On to the results...
For the 10-18mm and 15-85mm, results matched each other. The Electronic shutter yielded perfectly sharp results across the entire range below 1/100.
As Jan noted, however, the EFCS yielded a perfectly sharp result on the first frame only below 1/100. The subsequent exposures in the burst were slightly blurry. I was able to replicate this numerous times, both with IS on and IS off.
The 'blurriness' was slight but noticeable. It was not as bad as the Mechanical shutter, perhaps showing that there is at least some dampening at work. I also haven't noticed a problem in the field; it's really only under these 'test conditions' that I see it, magnified to 10x and focusing on a word on a page. I have tack sharp photos of birds that are part way through a burst on EFCS. However, I'd suspect the first frame of those bursts would be ever so slightly sharper at the pixel level, even if I can't notice it.

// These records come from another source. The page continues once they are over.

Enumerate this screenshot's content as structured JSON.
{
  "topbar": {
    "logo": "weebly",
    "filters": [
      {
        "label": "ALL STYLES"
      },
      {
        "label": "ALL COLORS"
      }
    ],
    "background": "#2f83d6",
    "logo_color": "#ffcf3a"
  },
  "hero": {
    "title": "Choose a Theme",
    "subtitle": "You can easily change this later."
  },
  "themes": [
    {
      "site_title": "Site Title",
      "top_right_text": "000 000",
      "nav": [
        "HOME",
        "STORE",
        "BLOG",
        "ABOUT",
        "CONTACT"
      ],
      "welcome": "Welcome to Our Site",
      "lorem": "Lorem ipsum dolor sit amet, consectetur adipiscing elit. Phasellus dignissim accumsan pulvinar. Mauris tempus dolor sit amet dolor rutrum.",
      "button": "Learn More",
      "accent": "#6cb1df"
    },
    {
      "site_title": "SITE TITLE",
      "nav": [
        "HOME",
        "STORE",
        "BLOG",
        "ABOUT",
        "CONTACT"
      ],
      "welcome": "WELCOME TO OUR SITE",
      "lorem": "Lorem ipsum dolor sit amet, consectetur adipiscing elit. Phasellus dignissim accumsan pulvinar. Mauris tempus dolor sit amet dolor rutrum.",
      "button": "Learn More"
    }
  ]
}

Additionally, as expected, the problem went away at higher shutter speeds. I wasn't testing for where that threshold was, but others have suggested about 1/200.
For the 100-400 IS ii and 24mm f2.8 (non IS), results matched each other. There was no evidence of shutter shock on EFCS below 1/100, at any point in the burst range. This was unsurprising for the 24mm since, as others have noted, it seems the presence of IS has a role to play in shutter shock. What surprised me more is the lack of shock with the 100-400 ii (either with IS on or off). This may be down to it being a heavier lens, a more sophisticated IS mechanism, a full metal construction, or something else. Either way, both these lenses were safe to use with EFCS at any shutter speed.
Here's a summary of my findings:
These findings lead me to believe that the R7's EFCS mode has a slight problem with adapted EF lenses of lower build quality that also have IS.
It should be noted that the 15-85 is a heavy-ish lens, so it's probably not weight that causes the problem. Furthermore, the 10-18 is not an overly old lens, so age probably isn't the issue either. From my perspective, it could be inferior IS implementation or something in the lens construction (e.g. plastic vs metal mount).
Given conclusion (1) and (2) above, I'd suggest using EFCS at shutter speeds faster than 1/200 and Electronic shutter at lower speeds. I've programmed this to a button on my R7 for quick switching (I use the "Silent Shutter" option to activate this; please let me know if anyone has a better idea!).
If you're not a pixel peeper, you may well be fine simply accepting conclusion (1) above. I'm 50/50 on it personally, though I'm encouraged that I haven't noticed this problem out in the field. Time will tell. In any case, I'm plenty happy with the R7 for my use as a hobbyist. It's a lot of camera for $1500 USD.
If possible, it'd be good for others to pursue the following questions:
It should be possible for Canon to take a step with this, as well. One simple fix would be a menu item that auto-switches shutter mode based on shutter speed. This would at least remove the need to think about the problem in normal use. Hopefully they can provide this in a future firmware update; I'll be contacting them to suggest it, and would encourage others to as well.
Please feel free to ask any questions about my findings here. I haven't yet loaded the photos from my test onto the computer, but could supply them if needed.
Thank you for your thorough testing and the information you've provided regarding the shutter shock with your EOS R7 camera. I have forwarded your your feedback to our engineers. Please note that decisions to incorporate a particular camera design or update are made by our engineers and product designers in Japan, based on a number of factors. Consumer demand, technological limitations, and customer feedback are all taken into consideration.
12/05/2023: New firmware updates are available.
09/26/2023: New firmware updates are available.
08/18/2023: Canon EOS R5 C training series is released.
07/31/2023: New firmware updates are available.
05/18/2023: New firmware updates are available.
03/30/2023: New firmware updates are available.